WHAT IS NEEDED
Determine how many lines in the entries below contain the word "context". The reply is that number alone.

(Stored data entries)

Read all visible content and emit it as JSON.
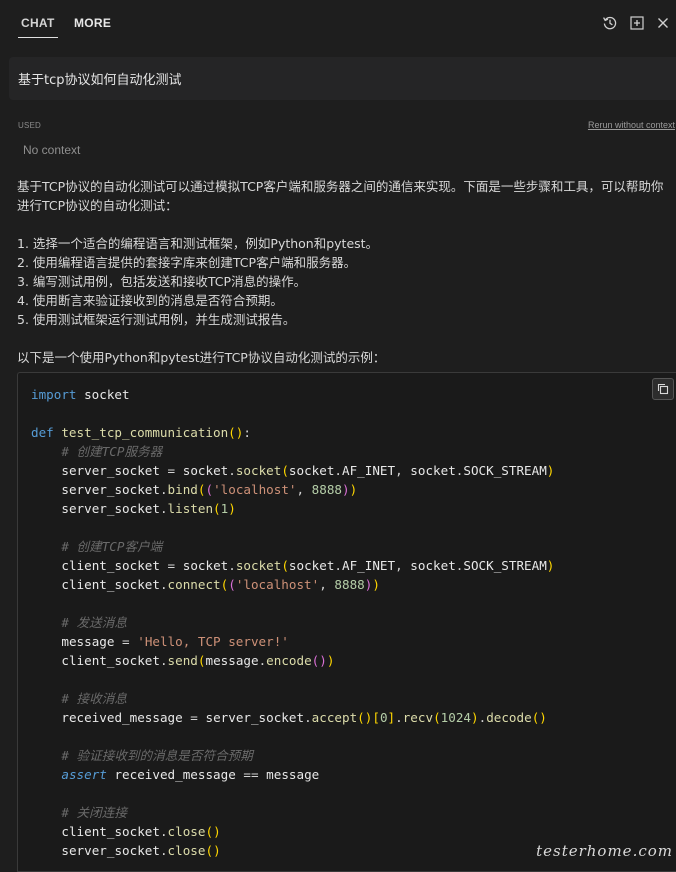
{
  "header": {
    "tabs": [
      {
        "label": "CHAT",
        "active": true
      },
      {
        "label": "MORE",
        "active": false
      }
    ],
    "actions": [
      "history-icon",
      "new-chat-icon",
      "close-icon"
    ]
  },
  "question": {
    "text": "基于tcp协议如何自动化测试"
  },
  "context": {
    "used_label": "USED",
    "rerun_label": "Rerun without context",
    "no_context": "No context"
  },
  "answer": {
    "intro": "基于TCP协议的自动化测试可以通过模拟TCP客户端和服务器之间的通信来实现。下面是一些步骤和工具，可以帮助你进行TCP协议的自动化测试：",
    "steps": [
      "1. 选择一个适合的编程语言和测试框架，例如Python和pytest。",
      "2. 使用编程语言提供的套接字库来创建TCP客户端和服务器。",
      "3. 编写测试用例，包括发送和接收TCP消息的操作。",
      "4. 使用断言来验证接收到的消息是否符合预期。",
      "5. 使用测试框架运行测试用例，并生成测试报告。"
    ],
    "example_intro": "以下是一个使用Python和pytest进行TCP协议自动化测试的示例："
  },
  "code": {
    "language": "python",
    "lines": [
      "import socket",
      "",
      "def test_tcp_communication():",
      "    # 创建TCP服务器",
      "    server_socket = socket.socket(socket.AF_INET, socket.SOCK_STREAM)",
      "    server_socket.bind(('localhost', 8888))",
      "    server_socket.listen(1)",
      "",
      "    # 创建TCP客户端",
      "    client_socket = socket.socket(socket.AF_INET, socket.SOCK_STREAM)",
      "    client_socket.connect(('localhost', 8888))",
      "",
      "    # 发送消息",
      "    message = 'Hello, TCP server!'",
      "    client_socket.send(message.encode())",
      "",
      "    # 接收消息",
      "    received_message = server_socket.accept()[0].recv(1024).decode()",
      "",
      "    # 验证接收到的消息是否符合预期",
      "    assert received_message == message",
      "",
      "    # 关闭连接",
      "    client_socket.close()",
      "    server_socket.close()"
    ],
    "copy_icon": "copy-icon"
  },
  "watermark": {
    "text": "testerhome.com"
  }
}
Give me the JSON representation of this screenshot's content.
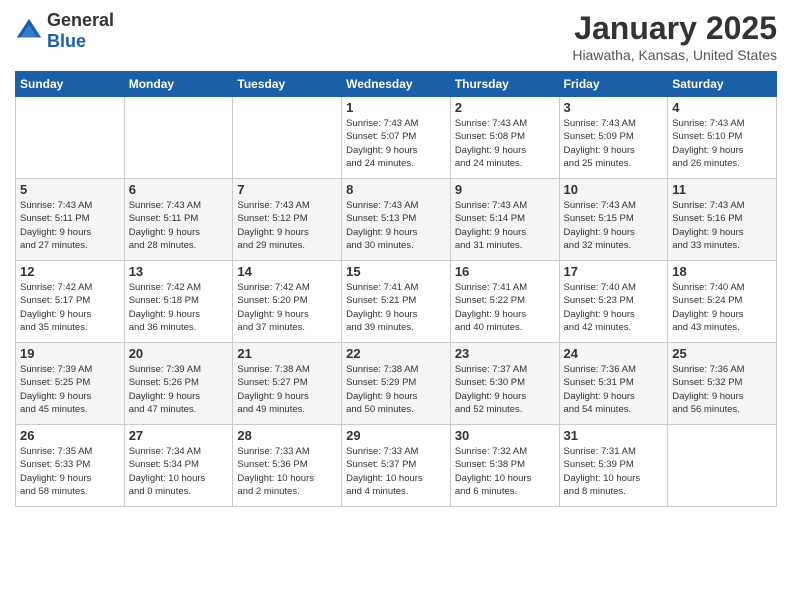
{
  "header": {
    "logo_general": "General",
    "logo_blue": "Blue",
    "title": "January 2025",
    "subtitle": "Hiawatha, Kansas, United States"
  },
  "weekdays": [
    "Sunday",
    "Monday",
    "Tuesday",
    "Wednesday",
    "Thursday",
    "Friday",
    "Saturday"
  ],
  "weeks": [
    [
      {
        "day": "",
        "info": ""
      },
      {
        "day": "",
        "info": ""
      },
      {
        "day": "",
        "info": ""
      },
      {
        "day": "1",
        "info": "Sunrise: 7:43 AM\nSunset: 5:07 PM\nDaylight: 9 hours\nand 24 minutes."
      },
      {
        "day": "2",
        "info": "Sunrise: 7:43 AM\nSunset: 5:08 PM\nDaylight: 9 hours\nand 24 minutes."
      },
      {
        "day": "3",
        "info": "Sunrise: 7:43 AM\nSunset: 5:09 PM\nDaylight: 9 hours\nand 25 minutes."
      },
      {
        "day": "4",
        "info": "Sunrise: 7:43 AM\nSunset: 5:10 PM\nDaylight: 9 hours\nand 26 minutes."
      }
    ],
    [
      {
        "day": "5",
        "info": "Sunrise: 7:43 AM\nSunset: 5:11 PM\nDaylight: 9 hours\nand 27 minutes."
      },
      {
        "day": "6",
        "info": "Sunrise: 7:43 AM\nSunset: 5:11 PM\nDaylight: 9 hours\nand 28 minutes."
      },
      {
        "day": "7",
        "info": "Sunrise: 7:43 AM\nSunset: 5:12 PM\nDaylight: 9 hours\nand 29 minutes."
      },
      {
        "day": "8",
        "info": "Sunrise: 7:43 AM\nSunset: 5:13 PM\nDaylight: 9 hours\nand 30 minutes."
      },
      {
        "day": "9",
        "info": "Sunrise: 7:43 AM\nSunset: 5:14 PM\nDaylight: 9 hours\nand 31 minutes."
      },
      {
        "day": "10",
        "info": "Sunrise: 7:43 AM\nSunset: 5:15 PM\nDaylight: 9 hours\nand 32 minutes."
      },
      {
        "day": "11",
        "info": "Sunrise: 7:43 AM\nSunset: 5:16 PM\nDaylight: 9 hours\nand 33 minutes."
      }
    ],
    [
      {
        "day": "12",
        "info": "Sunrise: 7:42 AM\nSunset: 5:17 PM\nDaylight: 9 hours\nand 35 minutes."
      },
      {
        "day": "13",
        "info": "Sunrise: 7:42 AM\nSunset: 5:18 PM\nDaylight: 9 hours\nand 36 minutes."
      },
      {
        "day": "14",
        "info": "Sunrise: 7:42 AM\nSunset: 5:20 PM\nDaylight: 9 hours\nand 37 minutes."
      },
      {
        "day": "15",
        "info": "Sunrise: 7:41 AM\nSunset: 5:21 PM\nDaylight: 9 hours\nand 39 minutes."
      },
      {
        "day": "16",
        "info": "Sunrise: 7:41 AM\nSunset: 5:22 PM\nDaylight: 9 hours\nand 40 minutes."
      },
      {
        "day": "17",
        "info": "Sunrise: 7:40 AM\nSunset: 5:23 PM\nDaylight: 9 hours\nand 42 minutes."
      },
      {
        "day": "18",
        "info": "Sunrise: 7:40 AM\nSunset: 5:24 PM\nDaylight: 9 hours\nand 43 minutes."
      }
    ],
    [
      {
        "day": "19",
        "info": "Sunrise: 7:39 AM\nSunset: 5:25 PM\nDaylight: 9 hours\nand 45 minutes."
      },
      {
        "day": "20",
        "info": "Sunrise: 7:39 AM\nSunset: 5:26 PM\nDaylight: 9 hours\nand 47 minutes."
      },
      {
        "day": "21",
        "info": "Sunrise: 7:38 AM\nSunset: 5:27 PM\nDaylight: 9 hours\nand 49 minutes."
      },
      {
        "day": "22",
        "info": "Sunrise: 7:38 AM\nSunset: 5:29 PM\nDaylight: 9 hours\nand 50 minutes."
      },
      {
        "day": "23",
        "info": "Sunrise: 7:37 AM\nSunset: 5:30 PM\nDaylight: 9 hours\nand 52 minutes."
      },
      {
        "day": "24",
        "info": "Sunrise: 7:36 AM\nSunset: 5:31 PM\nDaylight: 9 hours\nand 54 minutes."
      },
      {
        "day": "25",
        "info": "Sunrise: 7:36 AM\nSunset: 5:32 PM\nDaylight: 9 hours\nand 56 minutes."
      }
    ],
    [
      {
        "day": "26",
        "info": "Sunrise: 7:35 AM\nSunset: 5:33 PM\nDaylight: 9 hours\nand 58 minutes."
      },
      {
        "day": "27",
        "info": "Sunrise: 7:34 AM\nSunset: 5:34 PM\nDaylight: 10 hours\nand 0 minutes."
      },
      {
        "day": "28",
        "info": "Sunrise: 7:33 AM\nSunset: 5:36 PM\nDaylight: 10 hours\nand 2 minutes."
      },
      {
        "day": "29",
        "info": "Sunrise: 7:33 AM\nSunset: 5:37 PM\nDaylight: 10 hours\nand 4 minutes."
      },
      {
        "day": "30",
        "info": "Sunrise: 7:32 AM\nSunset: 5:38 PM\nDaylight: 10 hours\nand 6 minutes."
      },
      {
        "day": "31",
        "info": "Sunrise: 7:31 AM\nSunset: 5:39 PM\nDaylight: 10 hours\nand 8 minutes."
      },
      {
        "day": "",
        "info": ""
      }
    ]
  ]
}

SOLUTION TO THIS EXERCISE
3